One of the world’s richest collections of costumes from the famed Ballets Russes resides at the National Gallery of Australia and will be on display in December 2010 in this major exhibition. Through 140 costumes from 34 productions from 1909 to 1939, the vivid and innovative dance design of the early 20th century will be brought to life on the 100th anniversary of the Ballets Russes. The Ballets Russes: the art of costume includes costumes by Natalia Goncharova, Pablo Picasso, Henri Matisse, André Derain, Georges Braque, André Masson and Giorgio de Chirico.
The vivid and innovative dance design of the early 20th century is brought to life through 150 costumes and accessories from 34 productions from 1909 to 1939; one third of the costumes have not been seen since they were last worn on stage. The exhibition also features photographs, film, music, artists’ drawings and more.

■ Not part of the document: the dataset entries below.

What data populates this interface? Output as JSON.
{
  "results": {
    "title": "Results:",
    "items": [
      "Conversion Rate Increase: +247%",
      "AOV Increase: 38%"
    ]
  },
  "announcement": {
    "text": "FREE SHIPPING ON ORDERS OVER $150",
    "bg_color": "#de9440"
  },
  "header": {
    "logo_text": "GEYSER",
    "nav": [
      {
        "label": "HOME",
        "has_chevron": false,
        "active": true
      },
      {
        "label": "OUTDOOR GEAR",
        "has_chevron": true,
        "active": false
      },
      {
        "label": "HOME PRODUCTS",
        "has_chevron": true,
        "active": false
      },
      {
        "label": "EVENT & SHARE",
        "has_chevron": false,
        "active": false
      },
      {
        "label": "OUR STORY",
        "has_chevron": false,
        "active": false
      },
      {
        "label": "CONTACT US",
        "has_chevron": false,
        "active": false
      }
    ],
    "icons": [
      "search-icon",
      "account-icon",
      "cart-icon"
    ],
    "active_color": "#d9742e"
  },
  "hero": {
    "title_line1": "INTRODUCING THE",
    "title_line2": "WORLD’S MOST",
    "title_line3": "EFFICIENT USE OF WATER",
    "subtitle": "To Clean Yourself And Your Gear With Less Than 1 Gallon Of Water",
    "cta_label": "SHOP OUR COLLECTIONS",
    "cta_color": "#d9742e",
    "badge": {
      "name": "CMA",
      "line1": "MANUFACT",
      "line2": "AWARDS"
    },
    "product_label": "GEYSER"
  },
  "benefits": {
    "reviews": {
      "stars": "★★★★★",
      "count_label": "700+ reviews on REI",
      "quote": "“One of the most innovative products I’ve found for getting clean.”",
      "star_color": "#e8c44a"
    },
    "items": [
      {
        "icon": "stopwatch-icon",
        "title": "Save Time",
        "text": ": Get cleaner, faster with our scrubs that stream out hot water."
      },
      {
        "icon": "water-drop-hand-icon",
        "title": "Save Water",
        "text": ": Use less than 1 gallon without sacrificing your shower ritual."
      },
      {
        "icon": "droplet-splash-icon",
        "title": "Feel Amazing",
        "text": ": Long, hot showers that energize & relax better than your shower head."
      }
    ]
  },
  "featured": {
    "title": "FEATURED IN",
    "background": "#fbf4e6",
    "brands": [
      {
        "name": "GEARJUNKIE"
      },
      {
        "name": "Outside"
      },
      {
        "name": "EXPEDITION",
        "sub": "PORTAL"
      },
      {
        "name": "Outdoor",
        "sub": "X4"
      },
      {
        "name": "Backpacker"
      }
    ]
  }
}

The Ballets Russes productions had been conceived in the context of powerful and emotional artistic collaboration, and their costumes command attention as persuasive works of art in their own right, long after they ceased to be worn on stage.

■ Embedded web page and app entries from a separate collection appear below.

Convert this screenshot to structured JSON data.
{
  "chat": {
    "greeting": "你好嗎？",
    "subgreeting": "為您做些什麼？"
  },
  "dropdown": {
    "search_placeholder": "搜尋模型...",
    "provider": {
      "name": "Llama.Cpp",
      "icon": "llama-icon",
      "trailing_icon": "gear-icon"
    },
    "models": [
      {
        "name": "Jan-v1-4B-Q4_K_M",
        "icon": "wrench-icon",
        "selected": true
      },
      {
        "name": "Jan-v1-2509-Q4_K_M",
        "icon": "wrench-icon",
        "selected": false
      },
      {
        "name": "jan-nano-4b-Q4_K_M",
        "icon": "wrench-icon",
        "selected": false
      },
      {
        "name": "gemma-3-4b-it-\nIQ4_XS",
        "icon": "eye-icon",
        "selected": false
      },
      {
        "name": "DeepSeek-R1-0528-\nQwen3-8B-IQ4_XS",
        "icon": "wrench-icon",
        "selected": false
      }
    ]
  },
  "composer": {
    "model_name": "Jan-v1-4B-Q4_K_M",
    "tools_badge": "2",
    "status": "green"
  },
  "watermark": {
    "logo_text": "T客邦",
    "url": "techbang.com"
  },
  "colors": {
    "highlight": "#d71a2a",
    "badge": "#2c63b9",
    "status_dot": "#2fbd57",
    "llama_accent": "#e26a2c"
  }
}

Bakst re-imagined the richness of Russian folklore and 18th-century France;new forms of music built around atonalism and primitive rhythms. Russian designers Léon Bakst and Alexandre Benois provided the sumptuous and exotic spectacle of the first performances while other artists of the emerging Russian and European avant-garde joined Diaghilev—among them, Michel Larionov, Natalia Goncharova, Georges Braque, Pablo Picasso, Henri Matisse, Giorgio de Chirico, André Derain, Robert and Sonia Delaunay and Pavel Tchelitchev.
All are shown in the dreamlike landscape of this exhibition, allowing us to experience the vision and passion of Diaghilev and his designers, dancers, collaborators and successors as they interpreted the great romantic stories and legends of history against the framework of the moral contradictions of the emerging 20th century. Join us in celebrating the centenary of the Ballets Russes and to see how its electrifying spirit continues for our time and place.
10 December 2010 – 1 May 2011
Open 10.00 am – 5.00 pm
Late night viewings every Saturday to 7.00 pm (EXCEPT SAT APRIL 30)
Open all Easter weekend: Sun, Mon & Tues
Adult price $20.00
Member price $15.00
Concession price $15.00
Child price $5.00 (16 yrs and under)
See more information here
As I am not able to attend this event, please feel free to comment or send me a note if you do happen to attend.
Hope you can make it,
xox Festival Girl